The threats to our synagogues are even greater, one year after the Pittsburgh massacre

Unfortunately, the risks haven’t diminished – to the contrary, they have increased for synagogues, schools and community centers across the country.

Governor Wolf Joins Pittsburgh in Mourning After Tragic Shooting in the Tree of Life Synagogue (photo credit: FLICKR)
Governor Wolf Joins Pittsburgh in Mourning After Tragic Shooting in the Tree of Life Synagogue
(photo credit: FLICKR)
It’s been nearly a year since the massacre that took place at Pittsburgh’s Tree of Life synagogue, where Jewish souls were slaughtered while praying on Shabbat. We mourned the loss of life in a Poway, CA, synagogue not too long after.
More recently, on Yom Kippur, thousands of miles away in Halle, Germany, a rogue gunman attempted a full-scale assault on Jews praying on the holiest day of our year. Were it not for a literal “miracle” of a door that held firm despite being rifled with gunshots and even withstanding a bomb, dozens of Jews would have been killed or seriously injured.
While these acts of unspeakable terror made global headlines, dozens more acts of violence against the Jewish community take place in the United States every day. As we commemorate the yahrzeits of those killed in Pittsburgh, our hearts have been heavy in a year of concern and introspection as our community grapples with better ways to make our synagogues and communal institutions safer.
Unfortunately, the risks haven’t diminished – to the contrary, they have increased for synagogues, schools and community centers across the country.
As the role of social media in fostering acts of antisemitism continues to grow, the Anti-Defamation League has worked closely with major social media platforms, such as Facebook and YouTube, to mitigate the organization and recruiting capacity that they offer to extremists. Just a few weeks ago, when the Jewish community in Germany was rocked by the Halle attack, the perpetrator livestreamed the event on Amazon’s Twitch service for 35 minutes as approximately 2,200 tuned in to watch. The threats from social media are real, and we need to recognize them.
For nearly 15 years, the Orthodox Union has played a central role in advocating for government resources to secure our synagogues, schools and community centers against the threat of attack. It is the core function of government to secure the safety of all its citizens, and we have advocated on behalf of the entire Jewish community as the threats against our institutions and houses of worship proliferated.

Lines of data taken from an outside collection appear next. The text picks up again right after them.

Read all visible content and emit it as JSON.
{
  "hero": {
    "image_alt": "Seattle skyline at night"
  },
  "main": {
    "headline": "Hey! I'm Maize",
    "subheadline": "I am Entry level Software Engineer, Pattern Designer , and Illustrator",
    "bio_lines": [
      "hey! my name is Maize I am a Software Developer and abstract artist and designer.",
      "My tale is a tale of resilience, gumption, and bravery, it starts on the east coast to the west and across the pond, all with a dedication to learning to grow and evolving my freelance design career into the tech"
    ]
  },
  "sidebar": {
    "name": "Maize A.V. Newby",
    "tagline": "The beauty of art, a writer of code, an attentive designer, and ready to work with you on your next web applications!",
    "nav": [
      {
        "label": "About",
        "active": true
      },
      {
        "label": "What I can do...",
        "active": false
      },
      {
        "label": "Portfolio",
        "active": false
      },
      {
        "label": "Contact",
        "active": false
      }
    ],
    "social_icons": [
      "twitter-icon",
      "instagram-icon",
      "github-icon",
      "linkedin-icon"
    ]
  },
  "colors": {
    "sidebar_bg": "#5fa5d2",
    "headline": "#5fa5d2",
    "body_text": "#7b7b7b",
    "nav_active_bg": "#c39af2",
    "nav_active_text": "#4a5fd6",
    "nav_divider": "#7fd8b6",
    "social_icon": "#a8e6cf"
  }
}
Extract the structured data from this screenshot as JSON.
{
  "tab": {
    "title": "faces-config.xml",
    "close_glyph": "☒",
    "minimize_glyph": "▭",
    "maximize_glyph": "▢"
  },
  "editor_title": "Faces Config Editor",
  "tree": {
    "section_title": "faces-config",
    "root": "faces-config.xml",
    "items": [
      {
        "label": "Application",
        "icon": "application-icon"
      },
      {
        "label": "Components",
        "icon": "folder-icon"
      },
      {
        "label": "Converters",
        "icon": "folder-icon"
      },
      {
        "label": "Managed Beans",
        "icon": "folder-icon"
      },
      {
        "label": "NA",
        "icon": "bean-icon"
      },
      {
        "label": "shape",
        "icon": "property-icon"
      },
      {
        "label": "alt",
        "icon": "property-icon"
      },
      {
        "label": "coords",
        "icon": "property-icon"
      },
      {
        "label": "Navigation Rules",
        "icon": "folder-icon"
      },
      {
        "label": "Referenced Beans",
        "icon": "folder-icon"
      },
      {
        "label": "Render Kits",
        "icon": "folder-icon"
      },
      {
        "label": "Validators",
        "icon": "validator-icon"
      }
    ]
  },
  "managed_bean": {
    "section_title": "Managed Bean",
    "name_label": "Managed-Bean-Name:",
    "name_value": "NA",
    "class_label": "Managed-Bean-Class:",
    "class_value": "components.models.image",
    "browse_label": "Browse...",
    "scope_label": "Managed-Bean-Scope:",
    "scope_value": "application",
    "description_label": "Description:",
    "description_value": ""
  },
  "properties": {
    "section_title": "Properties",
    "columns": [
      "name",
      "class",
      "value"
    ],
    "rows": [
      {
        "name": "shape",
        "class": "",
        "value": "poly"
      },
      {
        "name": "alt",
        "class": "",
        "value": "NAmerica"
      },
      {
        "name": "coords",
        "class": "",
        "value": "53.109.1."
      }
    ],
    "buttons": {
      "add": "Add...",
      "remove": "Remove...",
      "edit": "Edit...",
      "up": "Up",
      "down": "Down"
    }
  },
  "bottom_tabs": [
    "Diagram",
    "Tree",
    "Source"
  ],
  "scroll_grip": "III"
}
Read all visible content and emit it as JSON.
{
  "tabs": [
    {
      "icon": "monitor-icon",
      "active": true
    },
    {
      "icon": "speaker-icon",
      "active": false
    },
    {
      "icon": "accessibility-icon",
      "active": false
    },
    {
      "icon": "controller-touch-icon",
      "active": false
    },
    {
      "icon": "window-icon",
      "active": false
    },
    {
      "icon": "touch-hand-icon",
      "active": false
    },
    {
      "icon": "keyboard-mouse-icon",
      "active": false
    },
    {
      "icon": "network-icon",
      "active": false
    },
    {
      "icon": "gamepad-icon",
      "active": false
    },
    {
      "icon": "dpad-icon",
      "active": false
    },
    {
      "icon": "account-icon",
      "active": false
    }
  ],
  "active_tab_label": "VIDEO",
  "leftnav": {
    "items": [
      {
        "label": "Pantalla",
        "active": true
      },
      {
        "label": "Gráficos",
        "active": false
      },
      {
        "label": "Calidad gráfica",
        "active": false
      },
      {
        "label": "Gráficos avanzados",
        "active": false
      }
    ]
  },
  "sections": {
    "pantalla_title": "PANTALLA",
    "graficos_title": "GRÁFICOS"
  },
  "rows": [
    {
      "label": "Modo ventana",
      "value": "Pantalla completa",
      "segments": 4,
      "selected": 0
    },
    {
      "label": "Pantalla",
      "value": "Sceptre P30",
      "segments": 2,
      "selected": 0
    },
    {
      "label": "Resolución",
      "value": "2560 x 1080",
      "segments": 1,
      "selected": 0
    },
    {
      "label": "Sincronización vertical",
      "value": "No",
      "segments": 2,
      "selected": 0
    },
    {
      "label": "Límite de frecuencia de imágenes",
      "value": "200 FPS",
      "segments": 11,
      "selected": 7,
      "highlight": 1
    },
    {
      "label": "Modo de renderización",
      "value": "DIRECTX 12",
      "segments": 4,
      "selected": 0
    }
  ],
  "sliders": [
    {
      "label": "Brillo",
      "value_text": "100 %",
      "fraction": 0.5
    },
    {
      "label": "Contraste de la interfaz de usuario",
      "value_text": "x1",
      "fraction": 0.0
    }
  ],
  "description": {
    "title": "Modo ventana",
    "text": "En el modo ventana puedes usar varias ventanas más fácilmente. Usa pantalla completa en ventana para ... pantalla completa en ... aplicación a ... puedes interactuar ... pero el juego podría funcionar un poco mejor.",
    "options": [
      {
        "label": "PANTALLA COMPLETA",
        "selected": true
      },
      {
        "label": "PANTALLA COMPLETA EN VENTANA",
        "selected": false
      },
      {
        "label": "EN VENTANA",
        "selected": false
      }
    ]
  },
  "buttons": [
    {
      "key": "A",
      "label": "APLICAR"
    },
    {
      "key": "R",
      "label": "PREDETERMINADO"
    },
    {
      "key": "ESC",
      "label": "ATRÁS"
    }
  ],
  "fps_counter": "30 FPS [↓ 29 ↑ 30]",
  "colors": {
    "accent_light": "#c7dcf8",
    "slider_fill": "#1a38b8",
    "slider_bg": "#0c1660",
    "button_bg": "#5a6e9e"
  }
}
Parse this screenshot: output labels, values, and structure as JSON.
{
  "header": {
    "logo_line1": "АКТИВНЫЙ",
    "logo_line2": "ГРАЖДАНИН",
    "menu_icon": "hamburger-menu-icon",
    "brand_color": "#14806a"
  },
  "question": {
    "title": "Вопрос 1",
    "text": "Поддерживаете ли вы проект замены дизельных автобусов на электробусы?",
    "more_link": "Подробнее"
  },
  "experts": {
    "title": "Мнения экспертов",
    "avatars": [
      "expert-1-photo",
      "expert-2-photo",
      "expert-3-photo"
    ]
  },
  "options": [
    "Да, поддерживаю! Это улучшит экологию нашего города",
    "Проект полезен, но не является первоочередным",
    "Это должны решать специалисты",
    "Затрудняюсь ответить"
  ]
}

In 2005, the OU and its coalition partners spearheaded the creation of the federal Nonprofit Security Grant Program, administered by the US Department of Homeland Security. This was the first legislation in the country to provide security grants for nonprofits. To date, Congress has allocated $329 million for this critical program, and many of these grants have been awarded to Jewish institutions. We are now advocating to increase the program’s annual funding through 2021 as the needs continue to grow. We are enormously grateful to our elected officials for recognizing the urgent need, and increasing police presence around synagogues during the recent high-holidays.
While the increase in security funding is something to be celebrated, the escalating threats compel ever greater vigilance.
As a community, our collective attention is focused on the resurgence of virulent antisemitism, from both the Left and the Right, and what we can do to minimize or eliminate its causes and effects. However, it is imperative that the Jewish community likewise direct its energy and resources to the immediacy of the threat. Surely, we must do everything in our power to fight antisemitism. But we must also be alert and proactive to protect ourselves in two very practical ways. In tandem, these vital steps can save lives.
We must ensure that our institutions are doing everything possible to secure their premises. This means identifying – with professional guidance – the security needs of our facilities and implementing the resulting recommendations. It also means making certain that the people who frequent our facilities are trained in both operational security procedures and how to respond to an active threat.
If a synagogue, for example, has locked certain doors to control access to the building but congregants continue to prop open doors for convenience, then we have not done what we need to do. If a synagogue has a security code to enter the premises and congregants are giving it out to other people, then we are not doing what is necessary to keep ourselves safe. We cannot continue to delude ourselves into thinking that we may not be a target.
Every Jew has the right to practice their religion without fear of being a victim of terror. An attack on a Jew anywhere is an attack on the very foundation of our civil society. We must be proactive to work with our elected officials to advocate for the proper security funding, but we must also do our part and make sure that our synagogues are taking every security precaution. Only with full cooperation from our elected officials and our community will we be able to remain safe.
The writer is the CEO of the Orthodox Union (OU), the umbrella organization for American Orthodox Jewry with over 400 congregations in its synagogue network. For more information, visit